ASSIGNED TASK →
Only a number is wanted here: how many lines in the entries below contain the word "判断推理".

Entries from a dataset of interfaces
# # #

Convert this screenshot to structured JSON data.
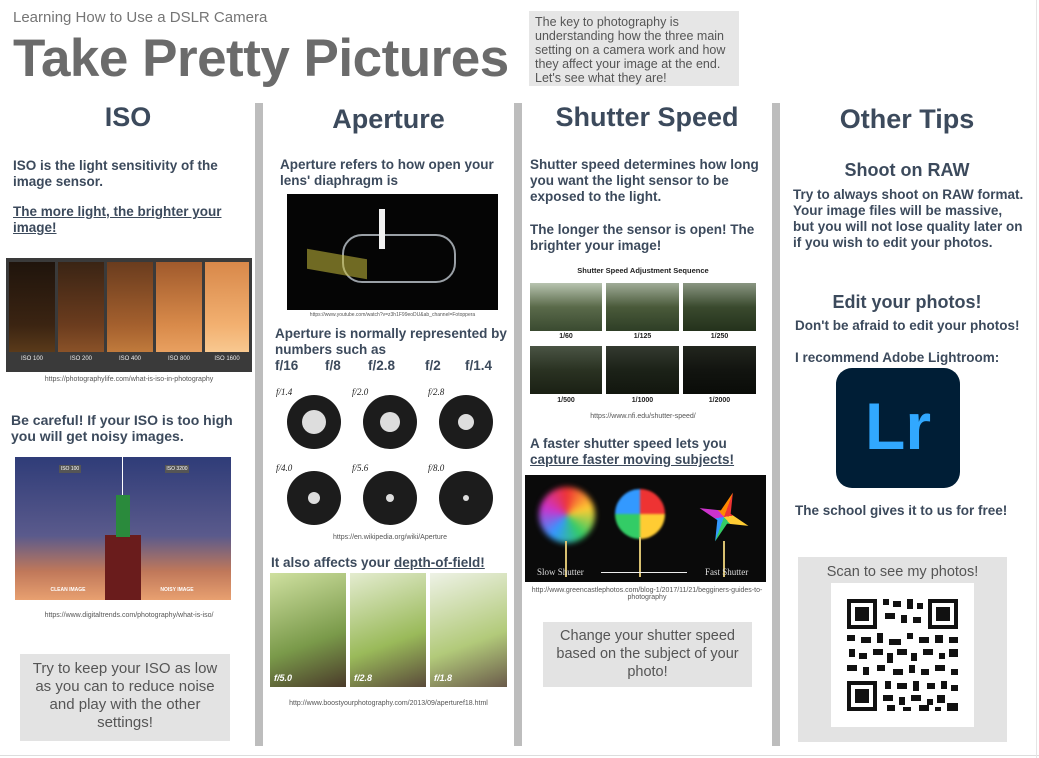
{
  "header": {
    "kicker": "Learning How to Use a DSLR Camera",
    "title": "Take Pretty Pictures",
    "intro": "The key to photography is understanding how the three main setting on a camera work and how they affect your image at the end. Let's see what they are!"
  },
  "iso": {
    "heading": "ISO",
    "definition": "ISO is the light sensitivity of the image sensor.",
    "rule": "The more light, the brighter your image!",
    "strip_labels": [
      "ISO 100",
      "ISO 200",
      "ISO 400",
      "ISO 800",
      "ISO 1600"
    ],
    "url1": "https://photographylife.com/what-is-iso-in-photography",
    "warning": "Be careful! If your ISO is too high you will get noisy images.",
    "noise_labels": [
      "ISO 100",
      "ISO 3200",
      "CLEAN IMAGE",
      "NOISY IMAGE"
    ],
    "url2": "https://www.digitaltrends.com/photography/what-is-iso/",
    "tip": "Try to keep your ISO as low as you can to reduce noise and play with the other settings!"
  },
  "aperture": {
    "heading": "Aperture",
    "definition": "Aperture refers to how open your lens' diaphragm is",
    "url1": "https://www.youtube.com/watch?v=z3h1F99eoDU&ab_channel=Fotoppera",
    "numbers_text": "Aperture is normally represented by numbers such as",
    "fstops": [
      "f/16",
      "f/8",
      "f/2.8",
      "f/2",
      "f/1.4"
    ],
    "lens_labels": [
      "f/1.4",
      "f/2.0",
      "f/2.8",
      "f/4.0",
      "f/5.6",
      "f/8.0"
    ],
    "url2": "https://en.wikipedia.org/wiki/Aperture",
    "dof_prefix": "It also affects your ",
    "dof_link": "depth-of-field!",
    "dof_labels": [
      "f/5.0",
      "f/2.8",
      "f/1.8"
    ],
    "url3": "http://www.boostyourphotography.com/2013/09/aperturef18.html"
  },
  "shutter": {
    "heading": "Shutter Speed",
    "definition": "Shutter speed determines how long you want the light sensor to be exposed to the light.",
    "longer": "The longer the sensor is open! The brighter your image!",
    "sequence_title": "Shutter Speed Adjustment Sequence",
    "speeds": [
      "1/60",
      "1/125",
      "1/250",
      "1/500",
      "1/1000",
      "1/2000"
    ],
    "url1": "https://www.nfi.edu/shutter-speed/",
    "faster_prefix": "A faster shutter speed lets you ",
    "faster_link": "capture faster moving subjects!",
    "slow_label": "Slow Shutter",
    "fast_label": "Fast Shutter",
    "url2": "http://www.greencastlephotos.com/blog-1/2017/11/21/begginers-guides-to-photography",
    "tip": "Change your shutter speed based on the subject of your photo!"
  },
  "tips": {
    "heading": "Other Tips",
    "raw_heading": "Shoot on RAW",
    "raw_text": "Try to always shoot on RAW format. Your image files will be massive, but you will not lose quality later on if you wish to edit your photos.",
    "edit_heading": "Edit your photos!",
    "edit_text": "Don't be afraid to edit your photos!",
    "recommend": "I recommend Adobe Lightroom:",
    "lr_logo": "Lr",
    "free": "The school gives it to us for free!",
    "scan": "Scan to see my photos!"
  },
  "colors": {
    "heading": "#3c4a5c",
    "divider": "#bdbdbd",
    "box": "#e3e3e3",
    "lr_bg": "#001e36",
    "lr_fg": "#31a8ff"
  }
}
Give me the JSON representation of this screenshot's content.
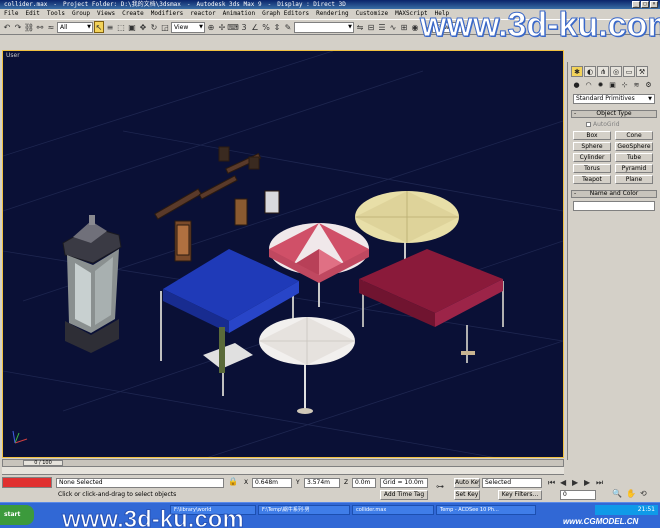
{
  "titlebar": {
    "file": "collider.max",
    "project": "Project Folder: D:\\我的文档\\3dsmax",
    "app": "Autodesk 3ds Max 9",
    "display": "Display : Direct 3D"
  },
  "menu": [
    "File",
    "Edit",
    "Tools",
    "Group",
    "Views",
    "Create",
    "Modifiers",
    "reactor",
    "Animation",
    "Graph Editors",
    "Rendering",
    "Customize",
    "MAXScript",
    "Help"
  ],
  "toolbar": {
    "selection_filter": "All",
    "reference_coord": "View",
    "named_selection": "",
    "view_drop": "View"
  },
  "watermark": "www.3d-ku.com",
  "viewport": {
    "label": "User",
    "colors": {
      "bg": "#0a1036",
      "blue_tent": "#1f3ab8",
      "red_tent": "#8a1a3a",
      "umbrella_red": "#d05068",
      "umbrella_cream": "#e8dfa8",
      "umbrella_white": "#f2f0ee"
    }
  },
  "command_panel": {
    "tabs": [
      "create-tab",
      "modify-tab",
      "hierarchy-tab",
      "motion-tab",
      "display-tab",
      "utilities-tab"
    ],
    "category": "Standard Primitives",
    "object_type_title": "Object Type",
    "autogrid": "AutoGrid",
    "objects": [
      "Box",
      "Cone",
      "Sphere",
      "GeoSphere",
      "Cylinder",
      "Tube",
      "Torus",
      "Pyramid",
      "Teapot",
      "Plane"
    ],
    "name_color_title": "Name and Color"
  },
  "timeslider": {
    "label": "0 / 100"
  },
  "status": {
    "selected": "None Selected",
    "prompt": "Click or click-and-drag to select objects",
    "x_value": "0.648m",
    "y_value": "3.574m",
    "z_value": "0.0m",
    "grid": "Grid = 10.0m",
    "add_time_tag": "Add Time Tag",
    "auto_key": "Auto Key",
    "set_key": "Set Key",
    "key_mode": "Selected",
    "key_filters": "Key Filters...",
    "frame": "0"
  },
  "taskbar": {
    "start": "start",
    "items": [
      "F:\\library\\world",
      "F:\\Temp\\蜗牛系列-男",
      "collider.max",
      "Temp - ACDSee 10 Ph..."
    ],
    "time": "21:51",
    "watermark_big": "www.3d-ku.com",
    "watermark_small": "www.CGMODEL.CN"
  }
}
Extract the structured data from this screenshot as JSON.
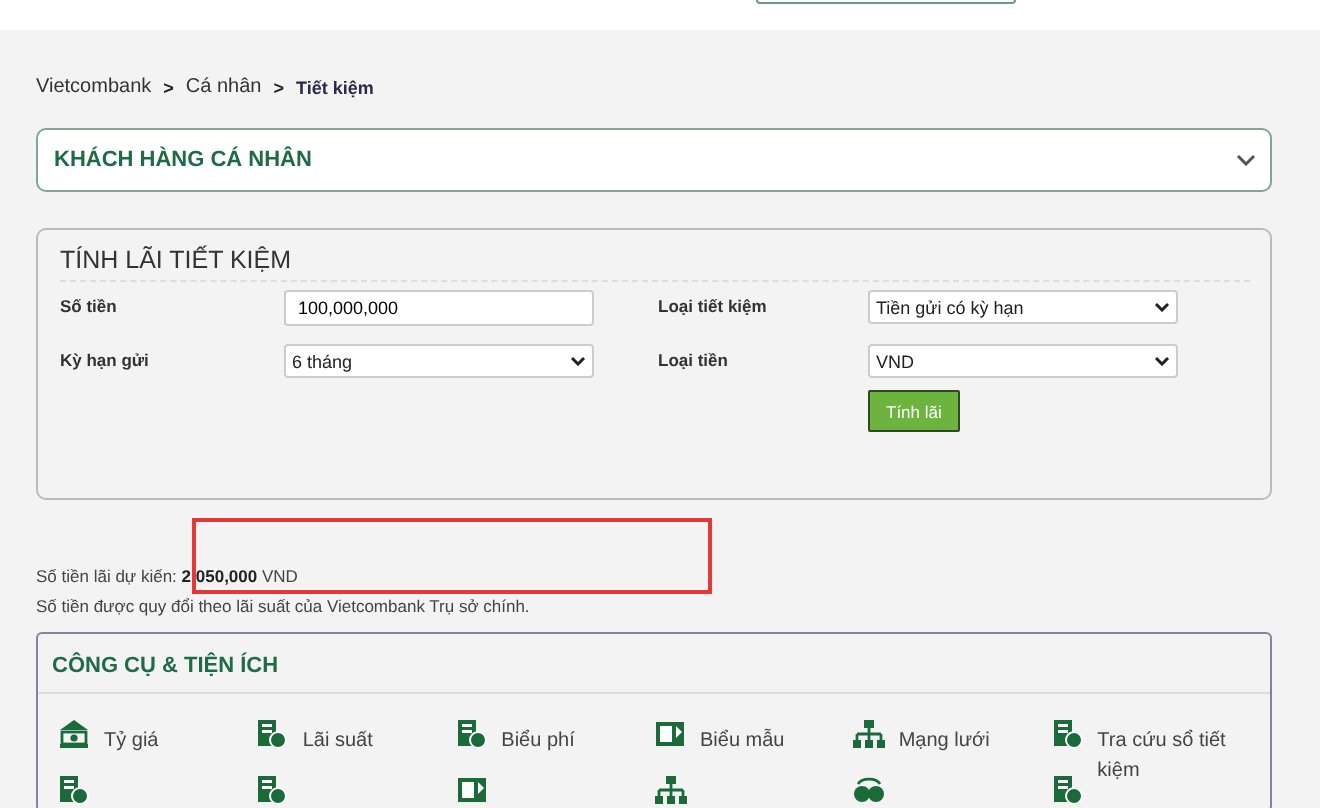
{
  "breadcrumb": [
    {
      "label": "Vietcombank",
      "current": false
    },
    {
      "label": "Cá nhân",
      "current": false
    },
    {
      "label": "Tiết kiệm",
      "current": true
    }
  ],
  "breadcrumb_separator": ">",
  "customer_select": {
    "value": "KHÁCH HÀNG CÁ NHÂN"
  },
  "calculator": {
    "title": "TÍNH LÃI TIẾT KIỆM",
    "fields": [
      {
        "label": "Số tiền",
        "kind": "input",
        "value": "100,000,000"
      },
      {
        "label": "Loại tiết kiệm",
        "kind": "select",
        "value": "Tiền gửi có kỳ hạn"
      },
      {
        "label": "Kỳ hạn gửi",
        "kind": "select",
        "value": "6 tháng"
      },
      {
        "label": "Loại tiền",
        "kind": "select",
        "value": "VND"
      }
    ],
    "button": "Tính lãi"
  },
  "result": {
    "label": "Số tiền lãi dự kiến:",
    "amount": "2,050,000",
    "currency": "VND",
    "note": "Số tiền được quy đổi theo lãi suất của Vietcombank Trụ sở chính.",
    "highlighted": true
  },
  "tools": {
    "title": "CÔNG CỤ & TIỆN ÍCH",
    "items": [
      {
        "label": "Tỷ giá"
      },
      {
        "label": "Lãi suất"
      },
      {
        "label": "Biểu phí"
      },
      {
        "label": "Biểu mẫu"
      },
      {
        "label": "Mạng lưới"
      },
      {
        "label": "Tra cứu sổ tiết kiệm"
      }
    ]
  }
}
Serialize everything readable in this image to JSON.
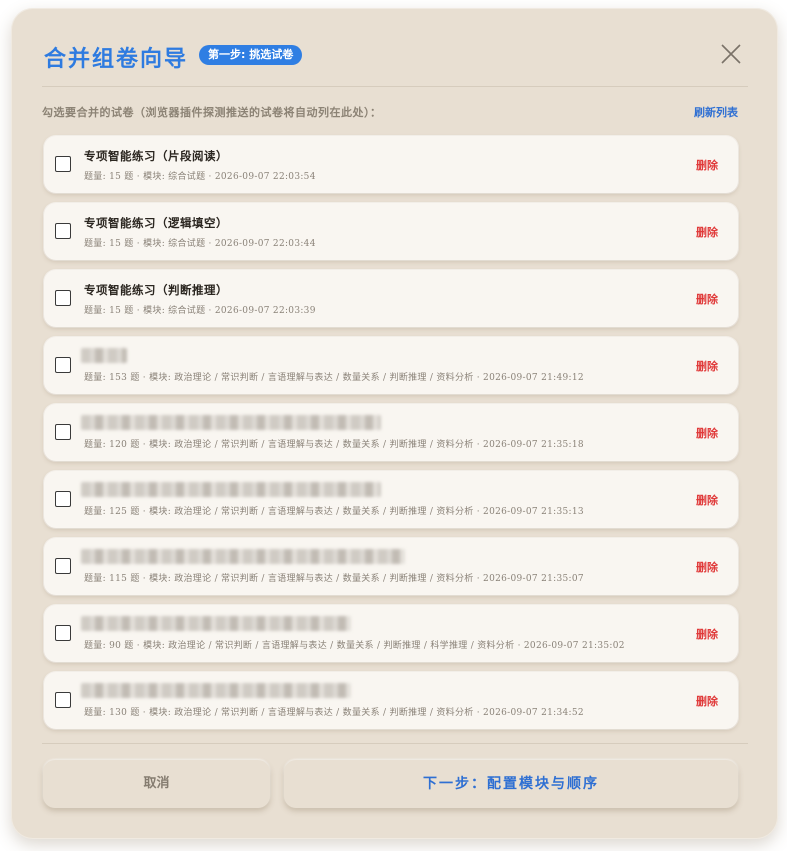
{
  "dialog": {
    "title": "合并组卷向导",
    "step_badge": "第一步: 挑选试卷",
    "hint": "勾选要合并的试卷（浏览器插件探测推送的试卷将自动列在此处）：",
    "refresh_label": "刷新列表",
    "delete_label": "删除",
    "icons": {
      "close": "close-icon"
    }
  },
  "papers": [
    {
      "name": "专项智能练习（片段阅读）",
      "meta": "题量: 15 题 · 模块: 综合试题 · 2026-09-07 22:03:54",
      "checked": false
    },
    {
      "name": "专项智能练习（逻辑填空）",
      "meta": "题量: 15 题 · 模块: 综合试题 · 2026-09-07 22:03:44",
      "checked": false
    },
    {
      "name": "专项智能练习（判断推理）",
      "meta": "题量: 15 题 · 模块: 综合试题 · 2026-09-07 22:03:39",
      "checked": false
    },
    {
      "name": "",
      "meta": "题量: 153 题 · 模块: 政治理论 / 常识判断 / 言语理解与表达 / 数量关系 / 判断推理 / 资料分析 · 2026-09-07 21:49:12",
      "checked": false
    },
    {
      "name": "",
      "meta": "题量: 120 题 · 模块: 政治理论 / 常识判断 / 言语理解与表达 / 数量关系 / 判断推理 / 资料分析 · 2026-09-07 21:35:18",
      "checked": false
    },
    {
      "name": "",
      "meta": "题量: 125 题 · 模块: 政治理论 / 常识判断 / 言语理解与表达 / 数量关系 / 判断推理 / 资料分析 · 2026-09-07 21:35:13",
      "checked": false
    },
    {
      "name": "",
      "meta": "题量: 115 题 · 模块: 政治理论 / 常识判断 / 言语理解与表达 / 数量关系 / 判断推理 / 资料分析 · 2026-09-07 21:35:07",
      "checked": false
    },
    {
      "name": "",
      "meta": "题量: 90 题 · 模块: 政治理论 / 常识判断 / 言语理解与表达 / 数量关系 / 判断推理 / 科学推理 / 资料分析 · 2026-09-07 21:35:02",
      "checked": false
    },
    {
      "name": "",
      "meta": "题量: 130 题 · 模块: 政治理论 / 常识判断 / 言语理解与表达 / 数量关系 / 判断推理 / 资料分析 · 2026-09-07 21:34:52",
      "checked": false
    }
  ],
  "footer": {
    "cancel_label": "取消",
    "next_label": "下一步：配置模块与顺序"
  }
}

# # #

RESPONSE TO THIS EXERCISE →
7